I learned from Sylvia that the local organization that provided financial support for the clinic over the past two years is unable to continue funding due to restrictions beyond their or her control. Sylvia feared that unless another funding source became available she would have to close at the end of August 2013. She was visibly concerned; the clinic’s work is too important to give up. She explained that the counseling and exams help the community to make great strides forward in relation to women’s health and empowerment.
As I looked into the eyes of the children visiting the clinic with their mothers, I couldn't help but think that the examinations being provided that day might help prevent their mothers from dying from cancer. Considering that cervical and breast cancer are the leading cause of death for local women between the ages of 35 and 60, it is tragic that so many women in the community are unable to afford access to vital, preventative services.
Later, while bicycling to our Lakeside home, I felt heartbroken that the clinic might be forced to close its doors. It did not seem just that women who were my new neighbors might be denied something that I had been privileged to receive throughout my lifetime. I felt I needed to do more.

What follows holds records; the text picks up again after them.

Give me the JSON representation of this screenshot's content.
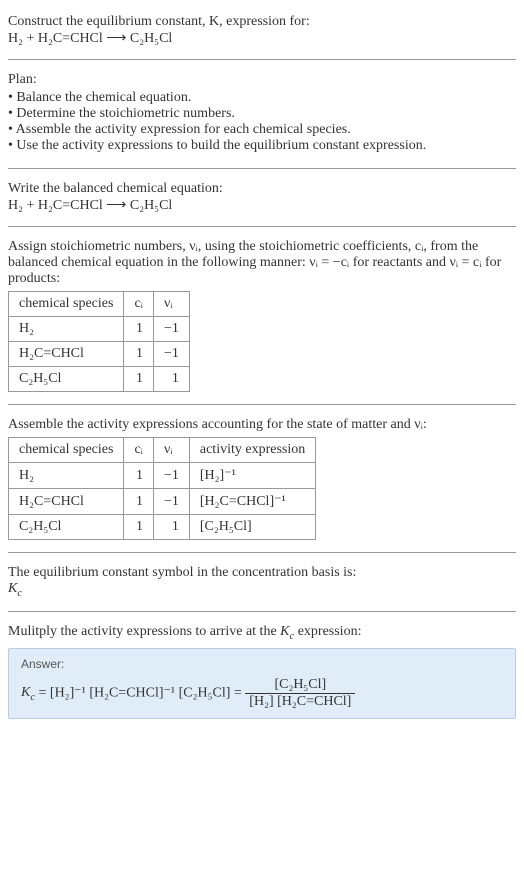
{
  "intro": {
    "line1": "Construct the equilibrium constant, K, expression for:",
    "equation": "H₂ + H₂C=CHCl ⟶ C₂H₅Cl"
  },
  "plan": {
    "heading": "Plan:",
    "items": [
      "Balance the chemical equation.",
      "Determine the stoichiometric numbers.",
      "Assemble the activity expression for each chemical species.",
      "Use the activity expressions to build the equilibrium constant expression."
    ]
  },
  "balanced": {
    "heading": "Write the balanced chemical equation:",
    "equation": "H₂ + H₂C=CHCl ⟶ C₂H₅Cl"
  },
  "stoich": {
    "text": "Assign stoichiometric numbers, νᵢ, using the stoichiometric coefficients, cᵢ, from the balanced chemical equation in the following manner: νᵢ = −cᵢ for reactants and νᵢ = cᵢ for products:",
    "headers": {
      "species": "chemical species",
      "ci": "cᵢ",
      "vi": "νᵢ"
    },
    "rows": [
      {
        "species": "H₂",
        "ci": "1",
        "vi": "−1"
      },
      {
        "species": "H₂C=CHCl",
        "ci": "1",
        "vi": "−1"
      },
      {
        "species": "C₂H₅Cl",
        "ci": "1",
        "vi": "1"
      }
    ]
  },
  "activity": {
    "text": "Assemble the activity expressions accounting for the state of matter and νᵢ:",
    "headers": {
      "species": "chemical species",
      "ci": "cᵢ",
      "vi": "νᵢ",
      "expr": "activity expression"
    },
    "rows": [
      {
        "species": "H₂",
        "ci": "1",
        "vi": "−1",
        "expr": "[H₂]⁻¹"
      },
      {
        "species": "H₂C=CHCl",
        "ci": "1",
        "vi": "−1",
        "expr": "[H₂C=CHCl]⁻¹"
      },
      {
        "species": "C₂H₅Cl",
        "ci": "1",
        "vi": "1",
        "expr": "[C₂H₅Cl]"
      }
    ]
  },
  "symbol": {
    "text": "The equilibrium constant symbol in the concentration basis is:",
    "sym": "K_c"
  },
  "final": {
    "text": "Mulitply the activity expressions to arrive at the K_c expression:",
    "answer_label": "Answer:",
    "kc_eq_left": "K_c = [H₂]⁻¹ [H₂C=CHCl]⁻¹ [C₂H₅Cl] =",
    "frac_num": "[C₂H₅Cl]",
    "frac_den": "[H₂] [H₂C=CHCl]"
  },
  "chart_data": {
    "type": "table",
    "tables": [
      {
        "title": "stoichiometric numbers",
        "columns": [
          "chemical species",
          "cᵢ",
          "νᵢ"
        ],
        "rows": [
          [
            "H₂",
            1,
            -1
          ],
          [
            "H₂C=CHCl",
            1,
            -1
          ],
          [
            "C₂H₅Cl",
            1,
            1
          ]
        ]
      },
      {
        "title": "activity expressions",
        "columns": [
          "chemical species",
          "cᵢ",
          "νᵢ",
          "activity expression"
        ],
        "rows": [
          [
            "H₂",
            1,
            -1,
            "[H₂]⁻¹"
          ],
          [
            "H₂C=CHCl",
            1,
            -1,
            "[H₂C=CHCl]⁻¹"
          ],
          [
            "C₂H₅Cl",
            1,
            1,
            "[C₂H₅Cl]"
          ]
        ]
      }
    ]
  }
}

It was then that I decided to start a fundraising campaign to attempt to raise the money needed to keep the doors of the clinic open for another year.
Thankfully, in the last two months, I've raised over 7% of the total fundraising goal, allowing the clinic to remain open through the end of October. However, the clinic is currently struggling from week to week, using funds as they trickle in, which is why I’m reaching out to the Lakeside community for help. Can we pull together to help our neighbors and to save this valuable clinic? I believe we can and so does a generous donor who has offered to match any individual donation of $5,000 pesos or more.
If you’re able to contribute any amount to this campaign (every little bit helps) or you’d like to review details of how funds will be used, please visit: www.gofundme.com/save-health- clinic. To find out more about CEDEJO’s inspirational work, visit their website. Thank you.
Sheila Poettgen is an activist, artist, minimalist, author, and supporter of sustainable living. She travels around the world by bicycle, works as a freelance website designer, teaches English as a second language, house & pet sits, and volunteers with organizations that promote social justice and women's empowerment